Sunday, January 17, 2010

cold feelings in the night...

Sally Struthers... AKA names have been changed to protect the innocent... :-) We went to basic training together and for some reason hated each other... then we landed in AIT together and "fell for each other" in the friend sense of it all. I was pretty much the only one who did not judge her for cheating on her husband (she got married at 18 to a fellow soldier she rarely saw and then she herself left for basic training). First impressions, however, were still strong. She was tall, and blonde, and a bitch. She thought she was so smart, so put together, so smug... typical snotty high school girl with her perfect little life. I'd already been beat by my boyfriend, had drug and alcohol abuse problems, had dealings with gangs and other counter-cultural groups... and we were the same age -- 18. That's probably why I hated her.. because I didn't realize that everyone prety much has it as hard as they can, including she and I. That's why we became friends in AIT. I realized how awesome she was and how her struggles were killing her. She was just as stigmatized among her acquaintances as I was among mine.. possibly more.
She was from Maine. She was very confident, almost to the point of being condescending, but after we became friends, I could tell she didn't mean it. She was the first person I actually REALIZED looked up to me. I didn't know why, but I was flattered because she was THE stereotype -- preppy, popular cheerleader from wealthy family, blonde hair, blue eyes, perfect figure, perfect clothes, perfect grades. Raised Roman Catholic, to boot. The rub of it, she wasn't too sure about her faith, really. She never was certain she looked "great" (even though she did) and needed me to help her study almost every day in class. She ended up chasing after boys that even I (queen of horrible relationship decisions) knew were just flamboyant party boys who wouldn't care about her at all.
When we graduated AIT, her mom took us to the airport together. That was the last time I saw her.
I've lost track of her since, although I could probably find her on myspace or facebook. I love that girl. She showed me the other side of the tracks and helped humanize me. I have a hard time relating to people who I see as "better" than me. More popular, etc... I didn't used to think their problems mattered. Hell, everyone's problems matter. Thanks, Sally.

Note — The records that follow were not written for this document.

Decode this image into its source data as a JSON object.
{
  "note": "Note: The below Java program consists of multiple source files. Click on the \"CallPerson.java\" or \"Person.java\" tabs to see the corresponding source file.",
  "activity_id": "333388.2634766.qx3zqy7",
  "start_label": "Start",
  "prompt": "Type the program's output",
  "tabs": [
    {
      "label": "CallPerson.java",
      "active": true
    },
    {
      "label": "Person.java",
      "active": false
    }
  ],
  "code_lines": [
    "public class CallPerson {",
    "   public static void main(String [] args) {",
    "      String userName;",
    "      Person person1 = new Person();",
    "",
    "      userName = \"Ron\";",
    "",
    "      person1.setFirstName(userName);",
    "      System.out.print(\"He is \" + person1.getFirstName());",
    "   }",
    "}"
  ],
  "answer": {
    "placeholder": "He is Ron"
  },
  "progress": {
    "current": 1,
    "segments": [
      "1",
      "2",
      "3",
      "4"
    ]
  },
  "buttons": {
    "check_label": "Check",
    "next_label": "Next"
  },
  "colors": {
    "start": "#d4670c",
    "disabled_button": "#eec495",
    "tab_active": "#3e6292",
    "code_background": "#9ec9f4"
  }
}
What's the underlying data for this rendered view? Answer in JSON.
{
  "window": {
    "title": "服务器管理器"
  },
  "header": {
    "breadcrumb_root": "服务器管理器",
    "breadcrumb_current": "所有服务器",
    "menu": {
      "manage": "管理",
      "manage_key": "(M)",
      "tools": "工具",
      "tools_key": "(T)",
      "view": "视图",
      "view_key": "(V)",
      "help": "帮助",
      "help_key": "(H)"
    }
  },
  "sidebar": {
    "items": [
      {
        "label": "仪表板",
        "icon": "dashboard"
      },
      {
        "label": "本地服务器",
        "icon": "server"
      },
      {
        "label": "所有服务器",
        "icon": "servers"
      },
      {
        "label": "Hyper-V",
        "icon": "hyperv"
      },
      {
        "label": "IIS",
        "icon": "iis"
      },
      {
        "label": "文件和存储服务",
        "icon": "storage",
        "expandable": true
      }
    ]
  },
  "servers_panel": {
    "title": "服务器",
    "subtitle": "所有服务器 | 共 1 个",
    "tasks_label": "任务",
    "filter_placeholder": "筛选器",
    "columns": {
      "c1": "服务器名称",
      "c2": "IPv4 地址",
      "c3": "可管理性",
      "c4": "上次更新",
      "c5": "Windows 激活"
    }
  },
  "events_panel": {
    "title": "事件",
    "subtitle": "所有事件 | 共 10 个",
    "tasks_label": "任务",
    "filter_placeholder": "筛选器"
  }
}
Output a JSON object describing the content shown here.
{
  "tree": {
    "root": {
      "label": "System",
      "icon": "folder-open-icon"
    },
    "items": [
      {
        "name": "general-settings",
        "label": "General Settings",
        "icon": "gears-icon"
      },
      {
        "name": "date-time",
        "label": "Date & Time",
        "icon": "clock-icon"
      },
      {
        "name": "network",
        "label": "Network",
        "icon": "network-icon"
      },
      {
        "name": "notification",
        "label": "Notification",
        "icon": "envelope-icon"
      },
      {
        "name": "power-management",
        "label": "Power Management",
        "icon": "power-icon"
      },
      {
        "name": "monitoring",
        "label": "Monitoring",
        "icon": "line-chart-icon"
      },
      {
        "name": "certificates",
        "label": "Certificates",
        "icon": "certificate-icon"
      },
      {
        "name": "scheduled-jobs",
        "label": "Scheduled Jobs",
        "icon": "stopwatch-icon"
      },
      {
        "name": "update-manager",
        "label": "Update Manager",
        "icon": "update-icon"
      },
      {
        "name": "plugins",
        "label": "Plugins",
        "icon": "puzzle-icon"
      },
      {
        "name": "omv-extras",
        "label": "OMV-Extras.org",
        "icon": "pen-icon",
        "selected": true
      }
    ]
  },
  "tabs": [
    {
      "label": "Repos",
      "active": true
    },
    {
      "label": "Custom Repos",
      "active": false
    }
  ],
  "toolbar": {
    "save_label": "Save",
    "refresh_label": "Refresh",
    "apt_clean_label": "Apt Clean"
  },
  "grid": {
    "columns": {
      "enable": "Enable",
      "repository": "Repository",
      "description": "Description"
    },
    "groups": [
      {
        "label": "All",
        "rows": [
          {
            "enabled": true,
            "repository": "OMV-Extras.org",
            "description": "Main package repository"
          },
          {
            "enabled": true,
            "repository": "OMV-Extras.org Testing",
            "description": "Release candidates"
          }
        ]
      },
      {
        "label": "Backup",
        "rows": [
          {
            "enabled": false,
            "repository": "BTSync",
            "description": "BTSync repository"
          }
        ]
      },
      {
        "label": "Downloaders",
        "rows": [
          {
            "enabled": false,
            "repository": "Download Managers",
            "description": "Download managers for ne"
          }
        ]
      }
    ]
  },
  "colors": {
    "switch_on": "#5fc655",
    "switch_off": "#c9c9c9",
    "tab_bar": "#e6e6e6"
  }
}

Tuesday, January 5, 2010

Happy New Year!

Hello friends,
Wow, it's been a year since we wrote...sorry I've been a little absent.
Well since nobody posted in response to my last exercise, I guess I better step up my game...

I'd like to you write about someone you met in the military who you felt very strongly about. It could be your best friend, someone who irritated you to no end, an NCO, someone you respected, someone who lied to you, etc. Describe the first time you met them. What was your first impression? Did you have any idea you would feel so strongly about them? How did your relationship grow/change? Describe how they spoke, how they carried themselves, what they believed in, what they did. Describe how you interacted with each other. How did this person feel about you? What did you learn from them or take away from your relationship? Finally, describe the last time you saw them or your relationship with/to them now, looking back.

P.S. I'll be in the Philippines until February 1st so someone else will be posting exercises for you, likely Maggie. Take care and stay warm!